An Attribute that is not constrained to hold the value of some Identifier Attribute is non-referential. In other words, an attribute whose value does not systematically refer to some other value in the model is non-referential. A Non-Referential Attribute is an intrinsic property of the local Class without regard to any other attributes. On a class diagram, a Non-Referential Attribute is shown with a the name of some Type (data) without an associated R tag.
Type - constrained
Type.Name — This Attribute’s data Type. This can be any System Type or a Domain Type defined in this Attribute’s Domain.
- Name + Class + Domain
Same as the superclass.
Non-Referential Attribute may assume values defined by exactly one Type
Type defines range of values assignable to zero, one or many Non-Referential Attribute
Every value is defined by some Type (data type) (C.J.Date). The range of values that may be assigned to any instance of a Attribute are defined by a single Type. There is no such thing as a type-less value, and every Attribute can take on values, so every Attribute requires a Type.
A Type is defined directly only for each Non-Referential Attribute. The Type of a Referential Attribute is then determined by following a chain of one or more Referential Attributes ultimately leading to a Non-Referential Attribute.
A Type may be defined that is not currently used by any Non-Referential Attribute. This makes it possible to predefine a library of Types for later use.

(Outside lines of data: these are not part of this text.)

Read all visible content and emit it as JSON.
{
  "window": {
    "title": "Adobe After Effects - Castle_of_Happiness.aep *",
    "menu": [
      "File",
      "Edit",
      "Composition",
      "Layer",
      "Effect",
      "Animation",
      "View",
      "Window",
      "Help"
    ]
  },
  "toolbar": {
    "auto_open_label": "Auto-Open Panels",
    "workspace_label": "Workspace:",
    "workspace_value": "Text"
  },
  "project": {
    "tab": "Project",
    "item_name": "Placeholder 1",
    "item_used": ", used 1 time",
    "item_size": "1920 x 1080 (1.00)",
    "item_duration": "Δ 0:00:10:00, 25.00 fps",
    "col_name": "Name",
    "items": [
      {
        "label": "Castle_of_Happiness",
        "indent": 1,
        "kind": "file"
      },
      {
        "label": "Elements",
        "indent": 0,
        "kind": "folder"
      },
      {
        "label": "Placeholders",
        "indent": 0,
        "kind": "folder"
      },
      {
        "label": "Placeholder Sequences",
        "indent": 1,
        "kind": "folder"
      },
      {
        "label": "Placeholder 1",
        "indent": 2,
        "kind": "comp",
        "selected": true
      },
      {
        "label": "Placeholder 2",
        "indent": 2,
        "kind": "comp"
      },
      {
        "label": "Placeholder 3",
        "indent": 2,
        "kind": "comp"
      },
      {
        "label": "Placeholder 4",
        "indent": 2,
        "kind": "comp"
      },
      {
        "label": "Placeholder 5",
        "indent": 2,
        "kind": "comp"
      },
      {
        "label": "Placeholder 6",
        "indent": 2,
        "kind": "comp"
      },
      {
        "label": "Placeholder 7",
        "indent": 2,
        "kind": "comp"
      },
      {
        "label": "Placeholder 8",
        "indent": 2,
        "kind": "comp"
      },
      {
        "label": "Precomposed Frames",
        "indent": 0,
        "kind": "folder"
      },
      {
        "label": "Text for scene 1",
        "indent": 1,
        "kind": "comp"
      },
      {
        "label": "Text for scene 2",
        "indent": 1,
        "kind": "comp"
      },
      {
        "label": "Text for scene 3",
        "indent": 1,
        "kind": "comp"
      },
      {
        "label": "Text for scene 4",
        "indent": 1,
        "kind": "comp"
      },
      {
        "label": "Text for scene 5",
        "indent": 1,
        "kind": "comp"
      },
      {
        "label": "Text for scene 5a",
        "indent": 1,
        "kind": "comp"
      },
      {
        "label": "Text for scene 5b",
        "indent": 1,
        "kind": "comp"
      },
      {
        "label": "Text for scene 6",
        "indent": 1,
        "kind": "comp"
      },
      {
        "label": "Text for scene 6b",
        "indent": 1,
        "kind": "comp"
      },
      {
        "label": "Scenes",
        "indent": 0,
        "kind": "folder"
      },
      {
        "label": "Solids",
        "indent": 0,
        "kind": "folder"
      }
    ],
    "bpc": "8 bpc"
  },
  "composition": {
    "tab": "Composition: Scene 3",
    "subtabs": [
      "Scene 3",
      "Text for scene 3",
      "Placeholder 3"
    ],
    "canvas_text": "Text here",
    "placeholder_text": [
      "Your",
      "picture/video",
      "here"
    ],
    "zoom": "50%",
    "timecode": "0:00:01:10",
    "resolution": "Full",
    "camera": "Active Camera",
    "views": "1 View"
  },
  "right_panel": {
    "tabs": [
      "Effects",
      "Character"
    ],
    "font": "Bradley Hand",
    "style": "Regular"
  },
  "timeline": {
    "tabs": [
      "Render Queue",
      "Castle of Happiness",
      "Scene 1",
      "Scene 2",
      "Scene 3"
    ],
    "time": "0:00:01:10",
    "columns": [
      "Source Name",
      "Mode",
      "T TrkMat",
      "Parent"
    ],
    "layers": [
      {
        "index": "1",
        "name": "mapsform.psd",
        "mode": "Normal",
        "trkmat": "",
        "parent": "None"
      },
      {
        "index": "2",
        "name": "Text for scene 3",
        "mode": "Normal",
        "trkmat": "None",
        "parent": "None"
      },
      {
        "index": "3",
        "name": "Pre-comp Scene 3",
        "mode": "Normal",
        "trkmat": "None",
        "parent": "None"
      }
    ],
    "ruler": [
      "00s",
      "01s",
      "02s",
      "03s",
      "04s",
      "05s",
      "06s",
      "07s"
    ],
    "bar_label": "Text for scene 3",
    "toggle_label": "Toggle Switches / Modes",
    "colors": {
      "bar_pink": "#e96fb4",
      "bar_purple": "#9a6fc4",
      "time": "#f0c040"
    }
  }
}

A Type that does not constrain any Non-Referential Attribute, however, will have no relevance in a populated metamodel. (A code generator would, therefore, safely disregard any such unused Types).
Non-Referential Attribute is an Independent or a Derived Attribute

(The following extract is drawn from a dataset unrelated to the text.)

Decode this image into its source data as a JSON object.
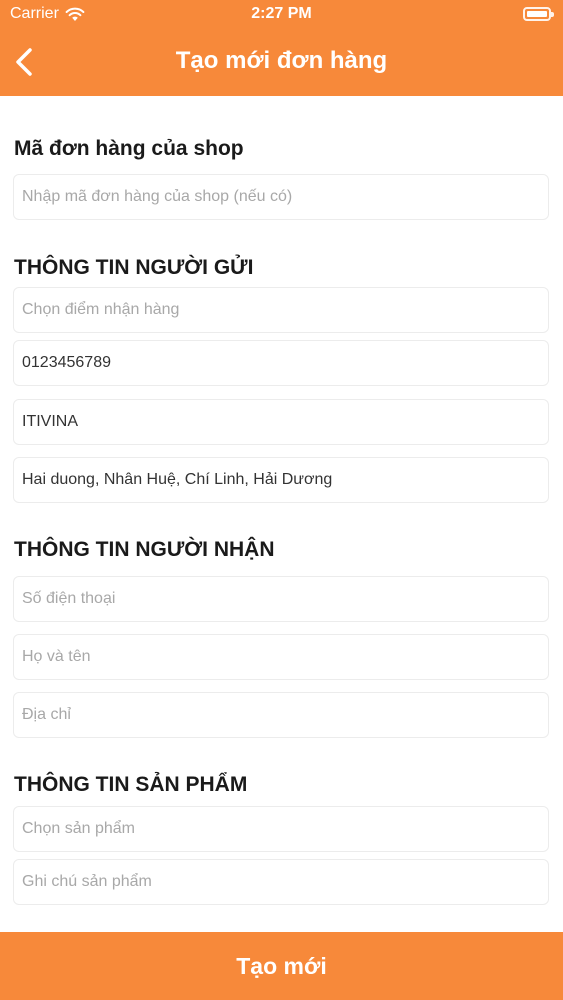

The value of a Non-Referential Attribute is either independent or computed based the values of one or more other Attributes in the same Domain (Derived). Referential Attributes, by contrast, are never derived. This makes sense, since a Referential Attribute always refers to one or more other Attributes.